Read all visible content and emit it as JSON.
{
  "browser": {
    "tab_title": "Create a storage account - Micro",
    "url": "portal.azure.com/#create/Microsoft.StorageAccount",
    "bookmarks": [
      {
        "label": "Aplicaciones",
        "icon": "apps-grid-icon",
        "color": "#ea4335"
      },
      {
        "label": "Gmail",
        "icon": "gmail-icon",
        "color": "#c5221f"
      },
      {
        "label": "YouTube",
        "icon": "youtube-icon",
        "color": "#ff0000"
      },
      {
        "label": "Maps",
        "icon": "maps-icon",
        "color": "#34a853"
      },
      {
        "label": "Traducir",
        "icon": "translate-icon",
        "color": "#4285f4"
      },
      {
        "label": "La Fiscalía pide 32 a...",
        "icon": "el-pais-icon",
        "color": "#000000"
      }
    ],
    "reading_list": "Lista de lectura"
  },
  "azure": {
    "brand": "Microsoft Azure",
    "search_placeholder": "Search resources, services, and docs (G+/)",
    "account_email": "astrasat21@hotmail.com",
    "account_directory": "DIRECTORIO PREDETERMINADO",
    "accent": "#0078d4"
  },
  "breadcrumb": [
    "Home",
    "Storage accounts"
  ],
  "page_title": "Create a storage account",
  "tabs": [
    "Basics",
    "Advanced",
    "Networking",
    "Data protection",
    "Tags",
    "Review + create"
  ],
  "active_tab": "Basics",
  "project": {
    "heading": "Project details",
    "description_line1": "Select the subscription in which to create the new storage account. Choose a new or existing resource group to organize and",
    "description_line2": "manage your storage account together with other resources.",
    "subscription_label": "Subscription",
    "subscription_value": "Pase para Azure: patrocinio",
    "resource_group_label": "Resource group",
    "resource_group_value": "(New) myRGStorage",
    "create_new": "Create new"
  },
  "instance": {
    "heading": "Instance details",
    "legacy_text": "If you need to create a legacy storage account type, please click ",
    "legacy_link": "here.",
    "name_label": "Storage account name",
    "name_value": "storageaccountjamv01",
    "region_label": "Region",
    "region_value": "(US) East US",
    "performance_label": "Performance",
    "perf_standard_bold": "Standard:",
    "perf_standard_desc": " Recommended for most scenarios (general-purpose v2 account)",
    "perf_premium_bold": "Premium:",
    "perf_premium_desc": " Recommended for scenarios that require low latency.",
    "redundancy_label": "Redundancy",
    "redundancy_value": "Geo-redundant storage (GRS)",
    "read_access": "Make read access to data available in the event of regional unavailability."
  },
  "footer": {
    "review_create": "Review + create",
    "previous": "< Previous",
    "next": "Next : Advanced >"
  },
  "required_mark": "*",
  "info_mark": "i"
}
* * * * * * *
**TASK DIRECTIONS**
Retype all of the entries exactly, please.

**EXPECTED OUTPUT**
Read all visible content and emit it as JSON.
{
  "browser": {
    "tab_title": "Create a storage account - Micro",
    "url": "portal.azure.com/#create/Microsoft.StorageAccount",
    "bookmarks": [
      {
        "label": "Aplicaciones",
        "icon": "apps-grid-icon",
        "color": "#ea4335"
      },
      {
        "label": "Gmail",
        "icon": "gmail-icon",
        "color": "#c5221f"
      },
      {
        "label": "YouTube",
        "icon": "youtube-icon",
        "color": "#ff0000"
      },
      {
        "label": "Maps",
        "icon": "maps-icon",
        "color": "#34a853"
      },
      {
        "label": "Traducir",
        "icon": "translate-icon",
        "color": "#4285f4"
      },
      {
        "label": "La Fiscalía pide 32 a...",
        "icon": "el-pais-icon",
        "color": "#000000"
      }
    ],
    "reading_list": "Lista de lectura"
  },
  "azure": {
    "brand": "Microsoft Azure",
    "search_placeholder": "Search resources, services, and docs (G+/)",
    "account_email": "astrasat21@hotmail.com",
    "account_directory": "DIRECTORIO PREDETERMINADO",
    "accent": "#0078d4"
  },
  "breadcrumb": [
    "Home",
    "Storage accounts"
  ],
  "page_title": "Create a storage account",
  "tabs": [
    "Basics",
    "Advanced",
    "Networking",
    "Data protection",
    "Tags",
    "Review + create"
  ],
  "active_tab": "Basics",
  "project": {
    "heading": "Project details",
    "description_line1": "Select the subscription in which to create the new storage account. Choose a new or existing resource group to organize and",
    "description_line2": "manage your storage account together with other resources.",
    "subscription_label": "Subscription",
    "subscription_value": "Pase para Azure: patrocinio",
    "resource_group_label": "Resource group",
    "resource_group_value": "(New) myRGStorage",
    "create_new": "Create new"
  },
  "instance": {
    "heading": "Instance details",
    "legacy_text": "If you need to create a legacy storage account type, please click ",
    "legacy_link": "here.",
    "name_label": "Storage account name",
    "name_value": "storageaccountjamv01",
    "region_label": "Region",
    "region_value": "(US) East US",
    "performance_label": "Performance",
    "perf_standard_bold": "Standard:",
    "perf_standard_desc": " Recommended for most scenarios (general-purpose v2 account)",
    "perf_premium_bold": "Premium:",
    "perf_premium_desc": " Recommended for scenarios that require low latency.",
    "redundancy_label": "Redundancy",
    "redundancy_value": "Geo-redundant storage (GRS)",
    "read_access": "Make read access to data available in the event of regional unavailability."
  },
  "footer": {
    "review_create": "Review + create",
    "previous": "< Previous",
    "next": "Next : Advanced >"
  },
  "required_mark": "*",
  "info_mark": "i"
}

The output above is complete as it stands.